ACTIVITY
Within the listing below, how many lines contain the word "JSON"? Answer with the number only.

PROVIDED ENTRIES
╔══
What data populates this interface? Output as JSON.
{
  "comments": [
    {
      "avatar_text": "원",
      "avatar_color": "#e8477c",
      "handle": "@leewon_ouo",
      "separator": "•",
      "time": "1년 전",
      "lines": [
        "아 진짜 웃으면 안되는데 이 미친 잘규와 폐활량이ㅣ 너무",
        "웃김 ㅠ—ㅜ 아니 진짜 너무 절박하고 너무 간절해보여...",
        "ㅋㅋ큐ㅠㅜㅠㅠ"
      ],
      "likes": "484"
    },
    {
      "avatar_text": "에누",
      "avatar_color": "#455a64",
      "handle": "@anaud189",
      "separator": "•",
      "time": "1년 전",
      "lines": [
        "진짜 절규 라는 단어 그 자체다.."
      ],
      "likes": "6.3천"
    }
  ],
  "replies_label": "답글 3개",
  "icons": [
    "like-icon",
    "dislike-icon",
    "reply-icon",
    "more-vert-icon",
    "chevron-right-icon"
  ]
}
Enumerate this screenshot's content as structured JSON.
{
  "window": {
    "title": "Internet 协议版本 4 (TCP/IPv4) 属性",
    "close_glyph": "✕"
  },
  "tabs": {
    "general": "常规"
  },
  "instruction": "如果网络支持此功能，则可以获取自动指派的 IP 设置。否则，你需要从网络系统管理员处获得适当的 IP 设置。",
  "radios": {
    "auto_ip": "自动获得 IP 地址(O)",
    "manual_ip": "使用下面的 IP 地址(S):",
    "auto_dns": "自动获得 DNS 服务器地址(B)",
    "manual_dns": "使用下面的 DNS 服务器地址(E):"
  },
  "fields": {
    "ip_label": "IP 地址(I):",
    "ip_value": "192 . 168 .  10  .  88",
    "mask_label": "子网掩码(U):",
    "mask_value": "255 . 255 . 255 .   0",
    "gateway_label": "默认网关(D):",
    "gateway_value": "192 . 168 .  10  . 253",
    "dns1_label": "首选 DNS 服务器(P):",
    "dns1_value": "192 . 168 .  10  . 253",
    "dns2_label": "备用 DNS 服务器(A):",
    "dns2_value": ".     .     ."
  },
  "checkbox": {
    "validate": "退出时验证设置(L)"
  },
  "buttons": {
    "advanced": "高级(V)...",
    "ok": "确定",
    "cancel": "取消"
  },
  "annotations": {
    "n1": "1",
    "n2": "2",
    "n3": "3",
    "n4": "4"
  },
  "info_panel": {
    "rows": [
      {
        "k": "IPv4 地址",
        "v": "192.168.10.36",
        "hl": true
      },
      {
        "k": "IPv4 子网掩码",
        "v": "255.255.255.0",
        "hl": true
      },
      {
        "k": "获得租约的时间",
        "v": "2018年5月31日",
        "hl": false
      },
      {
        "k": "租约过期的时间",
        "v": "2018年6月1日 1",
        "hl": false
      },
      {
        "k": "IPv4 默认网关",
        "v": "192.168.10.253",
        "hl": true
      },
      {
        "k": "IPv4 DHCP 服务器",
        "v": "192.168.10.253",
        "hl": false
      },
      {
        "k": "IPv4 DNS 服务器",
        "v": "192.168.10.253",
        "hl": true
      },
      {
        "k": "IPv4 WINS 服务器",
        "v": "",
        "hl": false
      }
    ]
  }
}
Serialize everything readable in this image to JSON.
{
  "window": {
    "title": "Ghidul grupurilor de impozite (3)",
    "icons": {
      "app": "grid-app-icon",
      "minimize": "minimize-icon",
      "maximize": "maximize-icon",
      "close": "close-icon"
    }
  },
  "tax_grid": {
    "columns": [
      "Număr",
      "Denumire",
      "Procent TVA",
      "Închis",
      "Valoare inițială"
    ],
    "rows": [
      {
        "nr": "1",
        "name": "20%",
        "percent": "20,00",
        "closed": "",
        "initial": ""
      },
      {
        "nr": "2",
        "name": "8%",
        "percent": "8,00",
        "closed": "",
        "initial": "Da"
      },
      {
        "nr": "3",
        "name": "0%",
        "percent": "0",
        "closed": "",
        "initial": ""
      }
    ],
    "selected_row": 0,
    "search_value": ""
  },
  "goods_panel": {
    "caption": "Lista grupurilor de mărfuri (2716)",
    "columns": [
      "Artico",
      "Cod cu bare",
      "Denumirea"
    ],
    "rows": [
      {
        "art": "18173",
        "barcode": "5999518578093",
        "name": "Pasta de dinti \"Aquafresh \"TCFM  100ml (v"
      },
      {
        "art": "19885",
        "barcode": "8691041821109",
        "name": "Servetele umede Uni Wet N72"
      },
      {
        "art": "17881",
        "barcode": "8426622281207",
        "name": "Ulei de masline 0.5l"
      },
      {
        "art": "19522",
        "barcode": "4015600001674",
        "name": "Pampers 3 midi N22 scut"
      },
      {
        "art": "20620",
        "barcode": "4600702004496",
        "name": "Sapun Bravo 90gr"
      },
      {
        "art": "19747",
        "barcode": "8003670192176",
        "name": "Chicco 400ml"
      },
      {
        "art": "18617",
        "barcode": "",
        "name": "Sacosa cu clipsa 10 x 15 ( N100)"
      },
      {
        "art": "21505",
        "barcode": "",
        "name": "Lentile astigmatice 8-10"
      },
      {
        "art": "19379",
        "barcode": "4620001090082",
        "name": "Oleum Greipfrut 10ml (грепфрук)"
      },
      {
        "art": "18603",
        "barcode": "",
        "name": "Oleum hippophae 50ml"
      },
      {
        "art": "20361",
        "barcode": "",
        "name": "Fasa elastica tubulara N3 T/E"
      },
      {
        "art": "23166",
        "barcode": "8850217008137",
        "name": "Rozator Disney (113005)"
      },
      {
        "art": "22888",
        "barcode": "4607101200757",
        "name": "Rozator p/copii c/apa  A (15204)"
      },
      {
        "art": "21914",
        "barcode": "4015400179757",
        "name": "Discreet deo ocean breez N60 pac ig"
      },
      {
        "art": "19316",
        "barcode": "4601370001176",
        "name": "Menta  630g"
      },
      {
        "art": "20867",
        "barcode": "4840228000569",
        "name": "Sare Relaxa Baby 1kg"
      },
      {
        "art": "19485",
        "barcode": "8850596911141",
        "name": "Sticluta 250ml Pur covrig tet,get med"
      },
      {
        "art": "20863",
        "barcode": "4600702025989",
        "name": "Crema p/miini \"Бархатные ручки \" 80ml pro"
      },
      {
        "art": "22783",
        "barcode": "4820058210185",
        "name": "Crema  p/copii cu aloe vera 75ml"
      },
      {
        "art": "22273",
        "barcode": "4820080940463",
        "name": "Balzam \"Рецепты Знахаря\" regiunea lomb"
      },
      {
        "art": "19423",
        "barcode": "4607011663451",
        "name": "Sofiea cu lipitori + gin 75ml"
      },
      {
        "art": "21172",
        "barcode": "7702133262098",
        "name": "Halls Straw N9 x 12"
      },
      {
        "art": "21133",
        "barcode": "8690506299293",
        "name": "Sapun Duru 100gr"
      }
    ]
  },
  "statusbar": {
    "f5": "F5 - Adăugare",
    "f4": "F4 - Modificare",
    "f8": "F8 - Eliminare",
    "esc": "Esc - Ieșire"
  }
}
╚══
PROBLEM SOLUTION
3